Drowsing Place in Space
Lagrange Points

  • february 16, 2019

A Lagrange point is a location in space where the combined gravitational forces of two large bodies, equal the centrifugal force felt by a much smaller third body. The interaction of the forces creates a point of equilibrium where a spacecraft may be "parked" to make observations.

To make it more simpler, Lagrange points are five special points where a small mass (space- crafts or telescopes) can orbit in a constant pattern with two larger masses (like sun and earth or moon and earth). The Lagrange Points are positions where the gravitational pull of two large masses precisely equals the centripetal force required for a small object to move with them.
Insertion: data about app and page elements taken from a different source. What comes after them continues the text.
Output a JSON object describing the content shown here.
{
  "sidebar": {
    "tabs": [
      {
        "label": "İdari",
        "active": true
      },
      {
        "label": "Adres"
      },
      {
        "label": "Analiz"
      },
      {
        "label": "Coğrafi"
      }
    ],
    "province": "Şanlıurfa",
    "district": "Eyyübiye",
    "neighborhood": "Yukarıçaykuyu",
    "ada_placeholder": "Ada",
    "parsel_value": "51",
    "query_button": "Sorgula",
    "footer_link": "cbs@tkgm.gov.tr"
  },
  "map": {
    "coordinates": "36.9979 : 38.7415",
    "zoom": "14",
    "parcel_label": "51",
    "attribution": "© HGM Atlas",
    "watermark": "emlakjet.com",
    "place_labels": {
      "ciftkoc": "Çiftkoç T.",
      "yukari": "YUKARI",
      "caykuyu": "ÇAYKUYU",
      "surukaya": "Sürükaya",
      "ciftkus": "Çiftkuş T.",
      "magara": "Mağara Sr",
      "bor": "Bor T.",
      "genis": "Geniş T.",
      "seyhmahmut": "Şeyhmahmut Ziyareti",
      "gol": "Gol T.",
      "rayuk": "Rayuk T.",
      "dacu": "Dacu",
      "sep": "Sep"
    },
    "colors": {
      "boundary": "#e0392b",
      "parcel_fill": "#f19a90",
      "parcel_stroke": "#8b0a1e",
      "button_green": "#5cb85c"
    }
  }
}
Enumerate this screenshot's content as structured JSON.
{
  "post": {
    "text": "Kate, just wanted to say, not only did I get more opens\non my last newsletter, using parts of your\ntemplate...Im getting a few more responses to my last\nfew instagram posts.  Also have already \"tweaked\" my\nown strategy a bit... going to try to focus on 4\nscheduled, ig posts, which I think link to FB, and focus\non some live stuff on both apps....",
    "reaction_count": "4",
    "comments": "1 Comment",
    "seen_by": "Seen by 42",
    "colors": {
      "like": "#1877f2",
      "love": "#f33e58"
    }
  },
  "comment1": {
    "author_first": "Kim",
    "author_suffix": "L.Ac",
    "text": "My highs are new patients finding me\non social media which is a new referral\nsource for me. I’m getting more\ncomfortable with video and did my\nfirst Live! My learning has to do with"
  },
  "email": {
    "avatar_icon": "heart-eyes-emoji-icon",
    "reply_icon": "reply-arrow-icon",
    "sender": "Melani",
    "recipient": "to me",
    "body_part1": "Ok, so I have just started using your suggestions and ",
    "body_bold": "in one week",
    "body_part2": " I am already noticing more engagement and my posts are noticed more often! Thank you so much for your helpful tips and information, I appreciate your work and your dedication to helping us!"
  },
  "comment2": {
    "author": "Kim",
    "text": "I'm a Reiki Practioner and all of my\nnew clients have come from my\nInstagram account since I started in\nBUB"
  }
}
Actually this is a mathematical problem, known as the "General Three-Body Problem" which is written on award winning paper in 1772 by mathematician, Joseph-Louis Lagrange.

Five Lagrangian points exist for each such system. L1, L2, and L3 fall on a straight line drawn through the two large masses which are known as unstable points. L4 and L5 lies on the apex of two equilateral triangles that have the large masses at their vertices and they are more stable points. Now let’s discuss it one by one.


If we take a real life example of such system of SUN-EARTH system, L1, lies between Earth and the sun at about 1 million miles from Earth. L1 gets an uninterrupted view of the sun, and is currently occupied by the Solar and Heliospheric Observatory (SOHO) and the Deep Space Climate Observatory.


L2 also lies a million miles from Earth, but in the opposite direction of the sun. At this point, with the Earth, moon and sun behind it, a spacecraft can get a clear view of deep space. NASA's Wilkinson Microwave Anisotropy Probe (WMAP) is currently at this spot measuring the cosmic background radiation left over from the Big Bang. And future place of James Webb Space Telescope .


L3 lies behind the Sun, opposite Earth, just beyond our planet’s orbit. Objects in L3 cannot be seen from Earth. It offers the potential to observe the far side of the Sun. A spacecraft L3 (applies for all unstable points) is ‘meta-stable’, like a ball sitting on top of a hill. A little push or bump and it starts moving away, so a spacecraft must use frequent rocket firings to stay in so-called 'halo orbits' around the Lagrangian point.

As I mentation before, L1 and L2 points are unstable on a time scale of approximately 23 days, which requires satellites orbiting these positions to undergo regular course and attitude corrections.

L4 & L5

As seen from the Sun, the L4 and L5 points lie at 60 degrees ahead of and behind Earth, close to its orbit. Unlike the other Lagrange points, L4 and L5 are resistant to gravitational influence of other celestial bodies. Because of this stability, objects such as dust and asteroids tend to accumulate in these regions. At L4 or L5, a spacecraft is truly stable, like a ball in a large bowl. When gently pulled out of place, it orbits the Lagrange point without drifting away. Objects found orbiting at the L4 and L5 points are often called Trojans

Benefits of Lagrange Points

  • Although it takes little adjustment to stabilize orbit but L1, L2, L3 are the most favorite and accurate spot for resting or parking a telescope.
  • Far from the interfering heat and light of the sun, an asteroid-hunting spacecraft at a Lagrange point would be more sensitive to the tiny infrared signals from asteroids. It could point over a wide range of directions.
  • L1 and L2 also “allow you to have enormous bandwidth” because over conventional Ka-band radio, the communication speeds are very high.

Discoveries made by observing Lagrange Points

Earth spinning Video

In 2016, NASA released a video of the Earth spinning through an entire year. The time-lapse was based on 3,000 pictures taken every two hours by the EPIC camera on the Deep Space Climate Observatory (DSCOVR) satellite, which was at L1.

OSIRIS-REX mission looking for NearEarth Asteroids

In February 2017, the OSIRIS-REX mission — then on its way to asteroid Bennu — spent about 10 days looking for additional Trojan asteroids in Lagrange points near Earth.

Mars' nine Trojan asteroids

A 2017 study suggests that Trojan asteroids near Mars are from the planet, and not captured asteroids from other regions in space. The smoking gun is that at least three of Mars' nine Trojan asteroids are high in olivine. This mineral is rare in asteroids, but common on larger bodies (including Mars, which has it in impact basins).